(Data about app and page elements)
○ ○ ○ ○
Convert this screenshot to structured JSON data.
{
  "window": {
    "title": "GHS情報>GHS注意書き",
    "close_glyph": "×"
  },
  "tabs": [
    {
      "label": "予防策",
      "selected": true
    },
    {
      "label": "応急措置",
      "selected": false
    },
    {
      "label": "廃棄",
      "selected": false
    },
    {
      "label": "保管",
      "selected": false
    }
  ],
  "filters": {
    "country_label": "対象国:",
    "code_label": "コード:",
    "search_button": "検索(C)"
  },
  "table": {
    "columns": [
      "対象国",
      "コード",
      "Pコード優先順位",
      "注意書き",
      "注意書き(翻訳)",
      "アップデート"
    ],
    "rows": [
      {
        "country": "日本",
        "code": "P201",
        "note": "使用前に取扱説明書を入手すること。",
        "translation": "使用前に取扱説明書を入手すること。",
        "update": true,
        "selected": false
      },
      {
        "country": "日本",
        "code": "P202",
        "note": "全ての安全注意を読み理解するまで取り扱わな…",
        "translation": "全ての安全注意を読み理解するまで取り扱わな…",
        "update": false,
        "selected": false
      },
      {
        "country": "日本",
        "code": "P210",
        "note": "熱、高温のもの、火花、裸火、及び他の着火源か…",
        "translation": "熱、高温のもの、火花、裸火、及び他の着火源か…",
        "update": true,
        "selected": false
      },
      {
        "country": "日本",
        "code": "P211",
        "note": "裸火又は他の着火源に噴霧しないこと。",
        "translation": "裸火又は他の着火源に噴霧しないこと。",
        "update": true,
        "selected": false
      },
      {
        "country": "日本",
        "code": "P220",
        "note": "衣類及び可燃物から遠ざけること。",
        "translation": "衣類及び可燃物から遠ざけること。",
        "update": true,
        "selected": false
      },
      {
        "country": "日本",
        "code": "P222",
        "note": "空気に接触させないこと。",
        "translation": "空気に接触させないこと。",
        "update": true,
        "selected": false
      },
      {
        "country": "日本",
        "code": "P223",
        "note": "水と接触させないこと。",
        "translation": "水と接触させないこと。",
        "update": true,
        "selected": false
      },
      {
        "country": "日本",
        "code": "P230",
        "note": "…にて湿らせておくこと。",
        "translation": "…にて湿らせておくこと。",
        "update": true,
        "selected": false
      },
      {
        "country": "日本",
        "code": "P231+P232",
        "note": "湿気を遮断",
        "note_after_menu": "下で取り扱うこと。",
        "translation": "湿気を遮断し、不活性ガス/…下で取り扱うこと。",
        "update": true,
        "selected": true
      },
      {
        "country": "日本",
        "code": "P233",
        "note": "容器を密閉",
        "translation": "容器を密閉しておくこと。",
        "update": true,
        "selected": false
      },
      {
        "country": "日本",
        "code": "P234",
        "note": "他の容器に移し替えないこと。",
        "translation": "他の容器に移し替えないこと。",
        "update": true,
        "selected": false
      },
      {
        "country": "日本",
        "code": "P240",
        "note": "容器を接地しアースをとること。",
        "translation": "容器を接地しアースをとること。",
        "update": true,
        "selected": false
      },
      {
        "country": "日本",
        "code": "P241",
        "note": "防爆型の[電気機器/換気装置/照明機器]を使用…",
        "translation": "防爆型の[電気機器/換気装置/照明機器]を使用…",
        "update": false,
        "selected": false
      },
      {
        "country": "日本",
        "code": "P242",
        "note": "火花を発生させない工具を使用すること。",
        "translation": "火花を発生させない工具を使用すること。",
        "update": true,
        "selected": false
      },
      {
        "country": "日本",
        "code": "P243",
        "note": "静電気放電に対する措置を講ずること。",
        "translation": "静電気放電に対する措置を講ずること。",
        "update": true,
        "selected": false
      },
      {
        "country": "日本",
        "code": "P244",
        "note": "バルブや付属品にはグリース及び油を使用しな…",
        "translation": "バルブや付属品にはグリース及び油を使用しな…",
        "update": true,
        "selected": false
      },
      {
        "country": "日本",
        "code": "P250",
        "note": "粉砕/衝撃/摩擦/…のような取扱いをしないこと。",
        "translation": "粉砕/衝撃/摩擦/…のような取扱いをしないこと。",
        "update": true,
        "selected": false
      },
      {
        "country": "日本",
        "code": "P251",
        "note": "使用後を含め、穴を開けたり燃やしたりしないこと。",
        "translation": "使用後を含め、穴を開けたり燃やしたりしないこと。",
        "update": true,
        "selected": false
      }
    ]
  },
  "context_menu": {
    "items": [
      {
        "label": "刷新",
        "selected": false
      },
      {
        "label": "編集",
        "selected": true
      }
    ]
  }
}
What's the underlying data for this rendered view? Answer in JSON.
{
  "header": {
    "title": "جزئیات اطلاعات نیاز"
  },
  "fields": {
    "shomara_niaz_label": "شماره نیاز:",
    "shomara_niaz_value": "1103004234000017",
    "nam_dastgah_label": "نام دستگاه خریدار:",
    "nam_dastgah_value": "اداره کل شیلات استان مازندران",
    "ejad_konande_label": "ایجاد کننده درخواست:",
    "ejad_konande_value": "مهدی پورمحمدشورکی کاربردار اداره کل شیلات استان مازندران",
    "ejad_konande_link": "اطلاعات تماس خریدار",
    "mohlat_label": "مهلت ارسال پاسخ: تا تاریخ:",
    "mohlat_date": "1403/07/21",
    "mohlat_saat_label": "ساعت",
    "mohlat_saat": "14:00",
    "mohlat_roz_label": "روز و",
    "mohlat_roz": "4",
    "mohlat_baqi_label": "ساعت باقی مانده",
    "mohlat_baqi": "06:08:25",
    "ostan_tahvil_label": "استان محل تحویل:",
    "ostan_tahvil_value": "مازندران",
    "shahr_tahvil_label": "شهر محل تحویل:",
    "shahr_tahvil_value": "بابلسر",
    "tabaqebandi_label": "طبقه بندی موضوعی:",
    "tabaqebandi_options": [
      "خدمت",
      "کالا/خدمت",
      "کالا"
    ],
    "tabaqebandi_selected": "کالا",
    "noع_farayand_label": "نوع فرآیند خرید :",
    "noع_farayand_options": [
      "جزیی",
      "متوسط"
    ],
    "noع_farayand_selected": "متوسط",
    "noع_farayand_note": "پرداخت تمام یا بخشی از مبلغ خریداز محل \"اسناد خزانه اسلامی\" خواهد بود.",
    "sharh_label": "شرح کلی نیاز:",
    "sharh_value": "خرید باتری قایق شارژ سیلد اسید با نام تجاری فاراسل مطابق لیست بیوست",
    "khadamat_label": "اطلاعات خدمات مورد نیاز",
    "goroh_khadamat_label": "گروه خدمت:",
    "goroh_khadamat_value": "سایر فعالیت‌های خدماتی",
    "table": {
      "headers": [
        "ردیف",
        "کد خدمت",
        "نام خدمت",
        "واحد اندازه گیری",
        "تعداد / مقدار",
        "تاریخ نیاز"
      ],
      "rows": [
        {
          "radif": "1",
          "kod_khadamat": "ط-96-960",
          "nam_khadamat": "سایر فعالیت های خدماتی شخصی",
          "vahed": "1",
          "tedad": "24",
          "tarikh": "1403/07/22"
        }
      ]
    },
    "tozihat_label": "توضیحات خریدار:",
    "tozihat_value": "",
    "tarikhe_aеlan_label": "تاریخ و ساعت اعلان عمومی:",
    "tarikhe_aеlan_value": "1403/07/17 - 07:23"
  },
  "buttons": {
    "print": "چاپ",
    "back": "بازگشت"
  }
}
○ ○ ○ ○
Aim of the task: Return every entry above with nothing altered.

Result:
Convert this screenshot to structured JSON data.
{
  "window": {
    "title": "GHS情報>GHS注意書き",
    "close_glyph": "×"
  },
  "tabs": [
    {
      "label": "予防策",
      "selected": true
    },
    {
      "label": "応急措置",
      "selected": false
    },
    {
      "label": "廃棄",
      "selected": false
    },
    {
      "label": "保管",
      "selected": false
    }
  ],
  "filters": {
    "country_label": "対象国:",
    "code_label": "コード:",
    "search_button": "検索(C)"
  },
  "table": {
    "columns": [
      "対象国",
      "コード",
      "Pコード優先順位",
      "注意書き",
      "注意書き(翻訳)",
      "アップデート"
    ],
    "rows": [
      {
        "country": "日本",
        "code": "P201",
        "note": "使用前に取扱説明書を入手すること。",
        "translation": "使用前に取扱説明書を入手すること。",
        "update": true,
        "selected": false
      },
      {
        "country": "日本",
        "code": "P202",
        "note": "全ての安全注意を読み理解するまで取り扱わな…",
        "translation": "全ての安全注意を読み理解するまで取り扱わな…",
        "update": false,
        "selected": false
      },
      {
        "country": "日本",
        "code": "P210",
        "note": "熱、高温のもの、火花、裸火、及び他の着火源か…",
        "translation": "熱、高温のもの、火花、裸火、及び他の着火源か…",
        "update": true,
        "selected": false
      },
      {
        "country": "日本",
        "code": "P211",
        "note": "裸火又は他の着火源に噴霧しないこと。",
        "translation": "裸火又は他の着火源に噴霧しないこと。",
        "update": true,
        "selected": false
      },
      {
        "country": "日本",
        "code": "P220",
        "note": "衣類及び可燃物から遠ざけること。",
        "translation": "衣類及び可燃物から遠ざけること。",
        "update": true,
        "selected": false
      },
      {
        "country": "日本",
        "code": "P222",
        "note": "空気に接触させないこと。",
        "translation": "空気に接触させないこと。",
        "update": true,
        "selected": false
      },
      {
        "country": "日本",
        "code": "P223",
        "note": "水と接触させないこと。",
        "translation": "水と接触させないこと。",
        "update": true,
        "selected": false
      },
      {
        "country": "日本",
        "code": "P230",
        "note": "…にて湿らせておくこと。",
        "translation": "…にて湿らせておくこと。",
        "update": true,
        "selected": false
      },
      {
        "country": "日本",
        "code": "P231+P232",
        "note": "湿気を遮断",
        "note_after_menu": "下で取り扱うこと。",
        "translation": "湿気を遮断し、不活性ガス/…下で取り扱うこと。",
        "update": true,
        "selected": true
      },
      {
        "country": "日本",
        "code": "P233",
        "note": "容器を密閉",
        "translation": "容器を密閉しておくこと。",
        "update": true,
        "selected": false
      },
      {
        "country": "日本",
        "code": "P234",
        "note": "他の容器に移し替えないこと。",
        "translation": "他の容器に移し替えないこと。",
        "update": true,
        "selected": false
      },
      {
        "country": "日本",
        "code": "P240",
        "note": "容器を接地しアースをとること。",
        "translation": "容器を接地しアースをとること。",
        "update": true,
        "selected": false
      },
      {
        "country": "日本",
        "code": "P241",
        "note": "防爆型の[電気機器/換気装置/照明機器]を使用…",
        "translation": "防爆型の[電気機器/換気装置/照明機器]を使用…",
        "update": false,
        "selected": false
      },
      {
        "country": "日本",
        "code": "P242",
        "note": "火花を発生させない工具を使用すること。",
        "translation": "火花を発生させない工具を使用すること。",
        "update": true,
        "selected": false
      },
      {
        "country": "日本",
        "code": "P243",
        "note": "静電気放電に対する措置を講ずること。",
        "translation": "静電気放電に対する措置を講ずること。",
        "update": true,
        "selected": false
      },
      {
        "country": "日本",
        "code": "P244",
        "note": "バルブや付属品にはグリース及び油を使用しな…",
        "translation": "バルブや付属品にはグリース及び油を使用しな…",
        "update": true,
        "selected": false
      },
      {
        "country": "日本",
        "code": "P250",
        "note": "粉砕/衝撃/摩擦/…のような取扱いをしないこと。",
        "translation": "粉砕/衝撃/摩擦/…のような取扱いをしないこと。",
        "update": true,
        "selected": false
      },
      {
        "country": "日本",
        "code": "P251",
        "note": "使用後を含め、穴を開けたり燃やしたりしないこと。",
        "translation": "使用後を含め、穴を開けたり燃やしたりしないこと。",
        "update": true,
        "selected": false
      }
    ]
  },
  "context_menu": {
    "items": [
      {
        "label": "刷新",
        "selected": false
      },
      {
        "label": "編集",
        "selected": true
      }
    ]
  }
}
What's the underlying data for this rendered view? Answer in JSON.
{
  "header": {
    "title": "جزئیات اطلاعات نیاز"
  },
  "fields": {
    "shomara_niaz_label": "شماره نیاز:",
    "shomara_niaz_value": "1103004234000017",
    "nam_dastgah_label": "نام دستگاه خریدار:",
    "nam_dastgah_value": "اداره کل شیلات استان مازندران",
    "ejad_konande_label": "ایجاد کننده درخواست:",
    "ejad_konande_value": "مهدی پورمحمدشورکی کاربردار اداره کل شیلات استان مازندران",
    "ejad_konande_link": "اطلاعات تماس خریدار",
    "mohlat_label": "مهلت ارسال پاسخ: تا تاریخ:",
    "mohlat_date": "1403/07/21",
    "mohlat_saat_label": "ساعت",
    "mohlat_saat": "14:00",
    "mohlat_roz_label": "روز و",
    "mohlat_roz": "4",
    "mohlat_baqi_label": "ساعت باقی مانده",
    "mohlat_baqi": "06:08:25",
    "ostan_tahvil_label": "استان محل تحویل:",
    "ostan_tahvil_value": "مازندران",
    "shahr_tahvil_label": "شهر محل تحویل:",
    "shahr_tahvil_value": "بابلسر",
    "tabaqebandi_label": "طبقه بندی موضوعی:",
    "tabaqebandi_options": [
      "خدمت",
      "کالا/خدمت",
      "کالا"
    ],
    "tabaqebandi_selected": "کالا",
    "noع_farayand_label": "نوع فرآیند خرید :",
    "noع_farayand_options": [
      "جزیی",
      "متوسط"
    ],
    "noع_farayand_selected": "متوسط",
    "noع_farayand_note": "پرداخت تمام یا بخشی از مبلغ خریداز محل \"اسناد خزانه اسلامی\" خواهد بود.",
    "sharh_label": "شرح کلی نیاز:",
    "sharh_value": "خرید باتری قایق شارژ سیلد اسید با نام تجاری فاراسل مطابق لیست بیوست",
    "khadamat_label": "اطلاعات خدمات مورد نیاز",
    "goroh_khadamat_label": "گروه خدمت:",
    "goroh_khadamat_value": "سایر فعالیت‌های خدماتی",
    "table": {
      "headers": [
        "ردیف",
        "کد خدمت",
        "نام خدمت",
        "واحد اندازه گیری",
        "تعداد / مقدار",
        "تاریخ نیاز"
      ],
      "rows": [
        {
          "radif": "1",
          "kod_khadamat": "ط-96-960",
          "nam_khadamat": "سایر فعالیت های خدماتی شخصی",
          "vahed": "1",
          "tedad": "24",
          "tarikh": "1403/07/22"
        }
      ]
    },
    "tozihat_label": "توضیحات خریدار:",
    "tozihat_value": "",
    "tarikhe_aеlan_label": "تاریخ و ساعت اعلان عمومی:",
    "tarikhe_aеlan_value": "1403/07/17 - 07:23"
  },
  "buttons": {
    "print": "چاپ",
    "back": "بازگشت"
  }
}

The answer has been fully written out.